The abomination screamed and whirled around. Her vision broken from the monotony of his back, she gazed up to see the wide mouth upon the hunchbacked shoulder open.
She dove between his legs. She did not know what dreadful thing could come of his retching, but she was positive she did not want to be covered in it. Slime covered the floor as she dragged herself to her feet behind the undead creature, and began to panic as she saw the sickly-green slime begin to east away at her leather boots, even as it dragged upon her steps and slowed her escape.
“WOOAEEEGHAARGH!!!” The creature yelled again, bashing down upon Taslor, who seemed to be flagging. Sweat covered his face, and his long blond hair was wet and limp from underneath his helm. Behind him, avoiding the growing puddle of ooze, Casthor was barely standing, the strain showing clearly on his face. Like a moment frozen in time, Kadrian gazed across the room: Majicah had collapsed; Galinal was standing over her, her hand upon her back, her face frantic. Chrystal was still gamely attacking the creature, but even through the fierce yellow eyes of the cat could she see the rapid hope failing. Sonuvalich struggled through the ooze as well, his attention fixed upon the growing ooze that had turned bulbous and blood-red. Kadrian surged out of the goo, scrambling on gloved hands that no longer protected her skin from the acid green that smoked and ate her skin away. She gripped her daggers so tightly the etchings dug into her palms, and threw herself at the monster. Hundreds of wounds crossed the back of the monster, yet still he stood.

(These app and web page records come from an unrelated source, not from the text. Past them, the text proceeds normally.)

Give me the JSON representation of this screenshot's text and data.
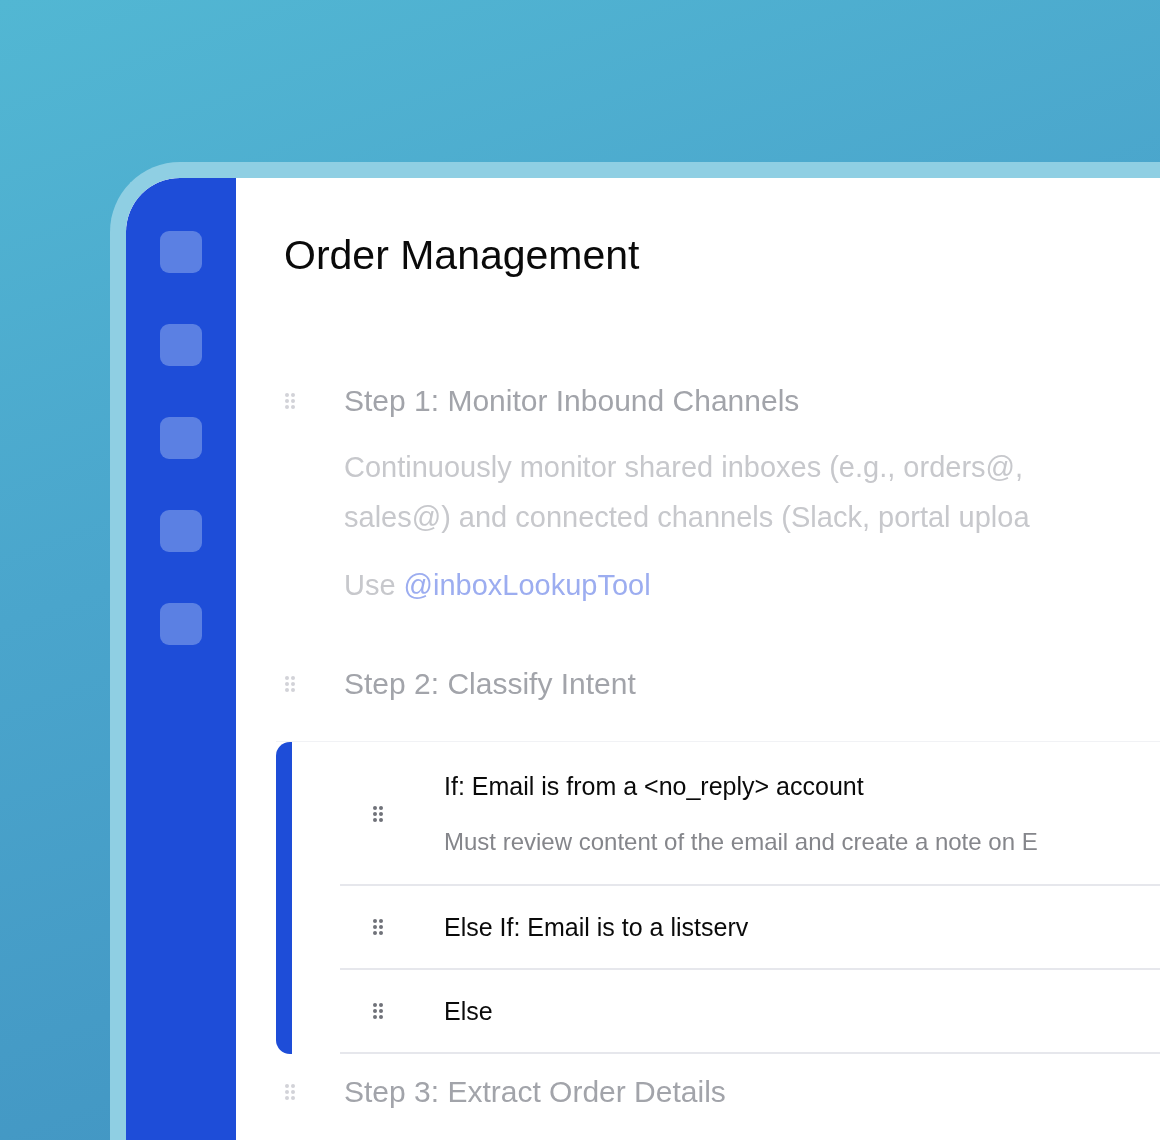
{
  "sidebar": {
    "items": [
      {
        "kind": "icon"
      },
      {
        "kind": "icon"
      },
      {
        "kind": "icon"
      },
      {
        "kind": "icon"
      },
      {
        "kind": "icon"
      }
    ]
  },
  "title": "Order Management",
  "steps": [
    {
      "title": "Step 1: Monitor Inbound Channels",
      "description_lines": [
        "Continuously monitor shared inboxes (e.g., orders@,",
        "sales@) and connected channels (Slack, portal uploa"
      ],
      "note": {
        "prefix": "Use",
        "mention": "@inboxLookupTool"
      }
    },
    {
      "title": "Step 2: Classify Intent",
      "branches": [
        {
          "condition": "If: Email is from a <no_reply> account",
          "detail": "Must review content of the email and create a note on E"
        },
        {
          "condition": "Else If: Email is to a listserv"
        },
        {
          "condition": "Else"
        }
      ]
    },
    {
      "title": "Step 3: Extract Order Details"
    }
  ]
}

She fumbled with injured hands at her waist and pulled out a flask. It glowed with a inner light, red, not the blood red of injury or pain, but the orange-red of a late sunset or Redridge rose. She tore the cork out with her teeth and poured it into her mouth, doing her best to ignore the green blood and ooze coated on her hand and skin, still swallowing as much of the potion as she did blood.
The healing potion was not much, still her hands blistered and burned, and an overall weakness dragged her limbs, but it was enough. She lifted her eyes, her breaths heavy in her chest, and threw herself upon the monster with a snarl.

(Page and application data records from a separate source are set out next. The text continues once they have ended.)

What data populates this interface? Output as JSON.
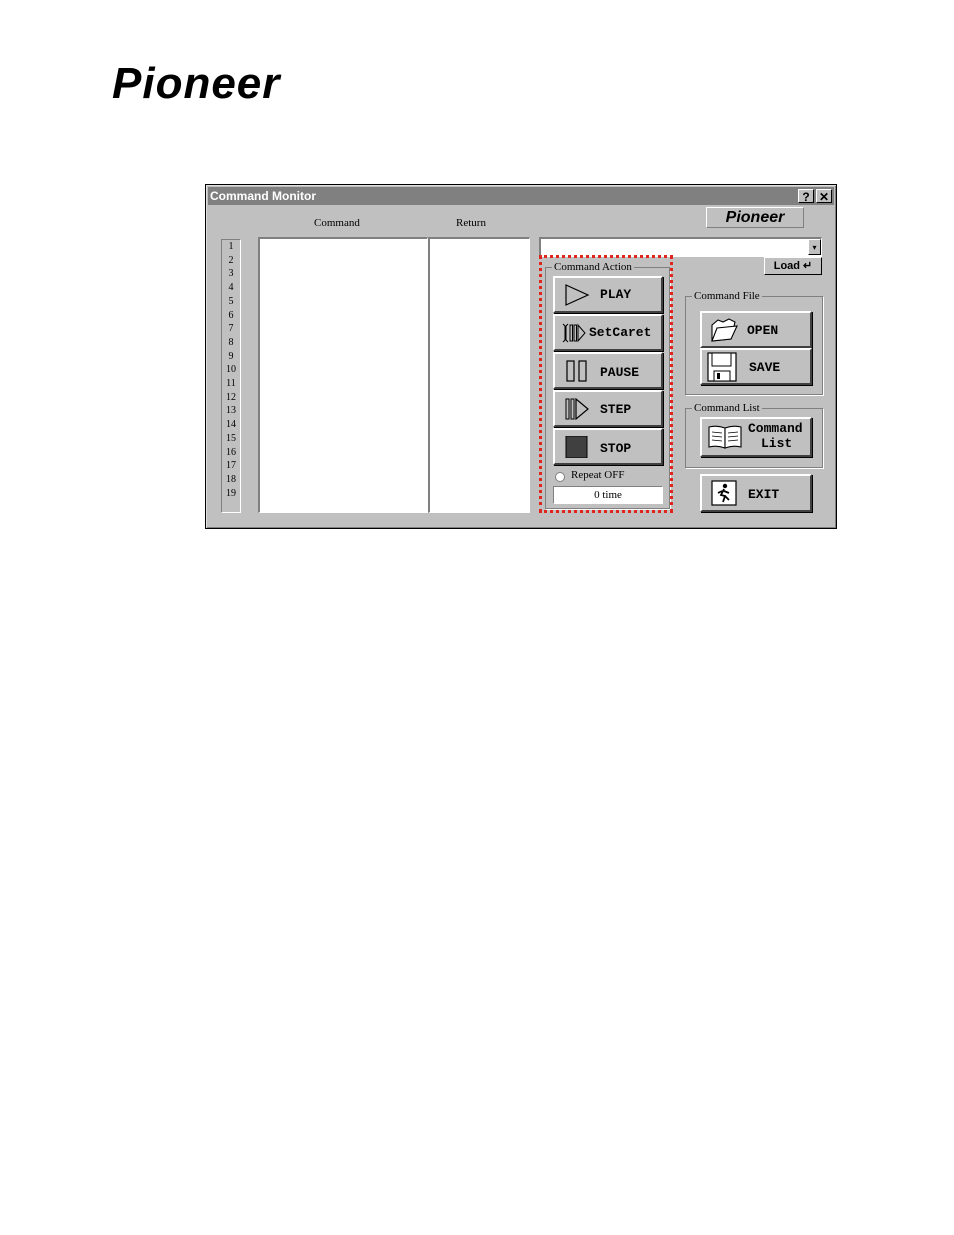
{
  "brand": {
    "logo_text": "Pioneer"
  },
  "window": {
    "title": "Command Monitor",
    "help_label": "?",
    "close_label": "✕",
    "brand_badge": "Pioneer"
  },
  "columns": {
    "command_header": "Command",
    "return_header": "Return"
  },
  "line_numbers": [
    "1",
    "2",
    "3",
    "4",
    "5",
    "6",
    "7",
    "8",
    "9",
    "10",
    "11",
    "12",
    "13",
    "14",
    "15",
    "16",
    "17",
    "18",
    "19"
  ],
  "combo": {
    "value": "",
    "arrow": "▾"
  },
  "load_button": {
    "label": "Load ↵"
  },
  "command_action": {
    "title": "Command Action",
    "buttons": [
      {
        "label": "PLAY",
        "icon": "play-icon"
      },
      {
        "label": "SetCaret",
        "icon": "setcaret-icon"
      },
      {
        "label": "PAUSE",
        "icon": "pause-icon"
      },
      {
        "label": "STEP",
        "icon": "step-icon"
      },
      {
        "label": "STOP",
        "icon": "stop-icon"
      }
    ],
    "repeat_label": "Repeat OFF",
    "repeat_time": "0 time"
  },
  "command_file": {
    "title": "Command File",
    "open_label": "OPEN",
    "save_label": "SAVE"
  },
  "command_list": {
    "title": "Command List",
    "label_line1": "Command",
    "label_line2": "List"
  },
  "exit_button": {
    "label": "EXIT"
  },
  "colors": {
    "highlight": "#e0261c",
    "face": "#c0c0c0",
    "titlebar": "#808080"
  }
}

It seemed everyone who still could had made their last stands-great glowing wings of pure Light appeared from Taslor’s back, the strength of the Light bolstering him for as long as the vestiges of his power could hold out. As if sensing their renewed determination, the abomination screamed again and spewed more of the acidic saliva from his mouths, and she dived away again, rolling through his wide legs, slicing her keen blade across his hamstring as she rolled. She heard Wrynna’s high-pitched scream of pain as the gnome collapsed, infected by the creature’s deadly slime, but Kadrian did not let her attention falter.
And when the creature tottered and fell heavily to the floor, shaking the ground beneath already tentative feet, she was not the only one to fall to her knees.